Work instructions: Hunt through the lines below for the string "often" and copy each one that has it.

Supplied data:
________________________

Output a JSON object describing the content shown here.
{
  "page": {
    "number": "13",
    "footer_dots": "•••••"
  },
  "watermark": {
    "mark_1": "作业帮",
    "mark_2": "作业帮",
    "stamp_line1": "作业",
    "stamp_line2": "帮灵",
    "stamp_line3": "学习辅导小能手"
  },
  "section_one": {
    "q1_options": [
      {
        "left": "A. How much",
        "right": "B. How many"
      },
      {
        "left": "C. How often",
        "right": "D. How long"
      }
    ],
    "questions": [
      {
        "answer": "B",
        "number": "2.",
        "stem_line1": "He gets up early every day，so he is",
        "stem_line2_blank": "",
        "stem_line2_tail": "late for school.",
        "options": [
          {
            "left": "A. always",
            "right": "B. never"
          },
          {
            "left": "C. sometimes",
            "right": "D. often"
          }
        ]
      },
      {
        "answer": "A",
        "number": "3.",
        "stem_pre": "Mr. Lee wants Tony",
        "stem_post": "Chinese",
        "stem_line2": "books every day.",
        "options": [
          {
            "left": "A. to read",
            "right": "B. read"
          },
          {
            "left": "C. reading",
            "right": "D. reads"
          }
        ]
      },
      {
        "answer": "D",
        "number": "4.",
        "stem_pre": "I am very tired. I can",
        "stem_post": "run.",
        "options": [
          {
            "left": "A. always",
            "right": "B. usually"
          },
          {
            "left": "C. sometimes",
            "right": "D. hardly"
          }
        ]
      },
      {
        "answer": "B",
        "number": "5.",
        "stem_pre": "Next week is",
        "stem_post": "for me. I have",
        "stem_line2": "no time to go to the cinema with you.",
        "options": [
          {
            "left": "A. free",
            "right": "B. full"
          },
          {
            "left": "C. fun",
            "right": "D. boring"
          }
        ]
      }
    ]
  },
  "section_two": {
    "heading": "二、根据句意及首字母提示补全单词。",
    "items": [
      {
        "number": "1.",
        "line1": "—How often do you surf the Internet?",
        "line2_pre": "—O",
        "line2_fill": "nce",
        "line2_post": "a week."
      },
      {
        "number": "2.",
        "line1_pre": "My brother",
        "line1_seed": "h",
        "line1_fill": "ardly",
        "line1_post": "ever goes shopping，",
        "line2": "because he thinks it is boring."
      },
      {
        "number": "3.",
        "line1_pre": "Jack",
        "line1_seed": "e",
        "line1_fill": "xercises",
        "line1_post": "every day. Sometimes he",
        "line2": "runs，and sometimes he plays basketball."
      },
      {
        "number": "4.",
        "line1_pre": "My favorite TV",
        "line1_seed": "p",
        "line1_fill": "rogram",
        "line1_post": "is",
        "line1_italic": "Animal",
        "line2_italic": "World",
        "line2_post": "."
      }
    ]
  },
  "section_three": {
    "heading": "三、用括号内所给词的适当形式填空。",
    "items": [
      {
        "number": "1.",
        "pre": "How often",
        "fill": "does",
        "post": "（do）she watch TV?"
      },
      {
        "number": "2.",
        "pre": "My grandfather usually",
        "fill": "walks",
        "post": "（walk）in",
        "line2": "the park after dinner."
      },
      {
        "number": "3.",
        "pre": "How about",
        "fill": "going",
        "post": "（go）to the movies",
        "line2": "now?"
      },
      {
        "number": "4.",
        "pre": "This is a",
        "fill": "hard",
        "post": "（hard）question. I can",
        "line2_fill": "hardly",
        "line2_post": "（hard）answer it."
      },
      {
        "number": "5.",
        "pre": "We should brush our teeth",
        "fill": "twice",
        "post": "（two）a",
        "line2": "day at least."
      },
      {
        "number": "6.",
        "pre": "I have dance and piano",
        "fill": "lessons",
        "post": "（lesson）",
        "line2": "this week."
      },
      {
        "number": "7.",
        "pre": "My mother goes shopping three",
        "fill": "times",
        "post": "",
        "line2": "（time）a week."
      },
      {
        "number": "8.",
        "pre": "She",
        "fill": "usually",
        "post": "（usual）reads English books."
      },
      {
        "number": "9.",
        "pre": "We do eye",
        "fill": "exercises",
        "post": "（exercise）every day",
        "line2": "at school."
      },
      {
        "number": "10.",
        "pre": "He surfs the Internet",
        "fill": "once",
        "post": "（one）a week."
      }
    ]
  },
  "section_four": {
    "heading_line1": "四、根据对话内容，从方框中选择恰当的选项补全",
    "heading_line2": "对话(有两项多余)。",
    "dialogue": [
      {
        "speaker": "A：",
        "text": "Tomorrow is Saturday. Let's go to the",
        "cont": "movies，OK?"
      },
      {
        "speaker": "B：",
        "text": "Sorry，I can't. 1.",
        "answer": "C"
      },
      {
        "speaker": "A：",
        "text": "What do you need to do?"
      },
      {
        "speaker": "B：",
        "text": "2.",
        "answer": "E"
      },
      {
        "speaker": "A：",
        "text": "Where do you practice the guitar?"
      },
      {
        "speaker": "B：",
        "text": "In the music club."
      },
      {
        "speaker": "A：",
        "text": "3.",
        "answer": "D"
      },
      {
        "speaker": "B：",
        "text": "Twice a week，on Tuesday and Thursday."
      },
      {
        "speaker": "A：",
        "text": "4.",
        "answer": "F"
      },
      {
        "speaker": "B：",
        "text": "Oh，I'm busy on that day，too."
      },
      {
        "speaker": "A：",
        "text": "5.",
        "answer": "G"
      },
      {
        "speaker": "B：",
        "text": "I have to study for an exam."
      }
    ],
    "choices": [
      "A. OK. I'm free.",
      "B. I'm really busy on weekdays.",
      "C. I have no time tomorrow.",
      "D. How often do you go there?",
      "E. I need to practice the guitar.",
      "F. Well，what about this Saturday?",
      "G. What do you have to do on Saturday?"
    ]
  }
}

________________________

Answer space:
        "left": "C. How often",
            "right": "D. often"
        "line1": "—How often do you surf the Internet?",
        "pre": "How often",
      "D. How often do you go there?",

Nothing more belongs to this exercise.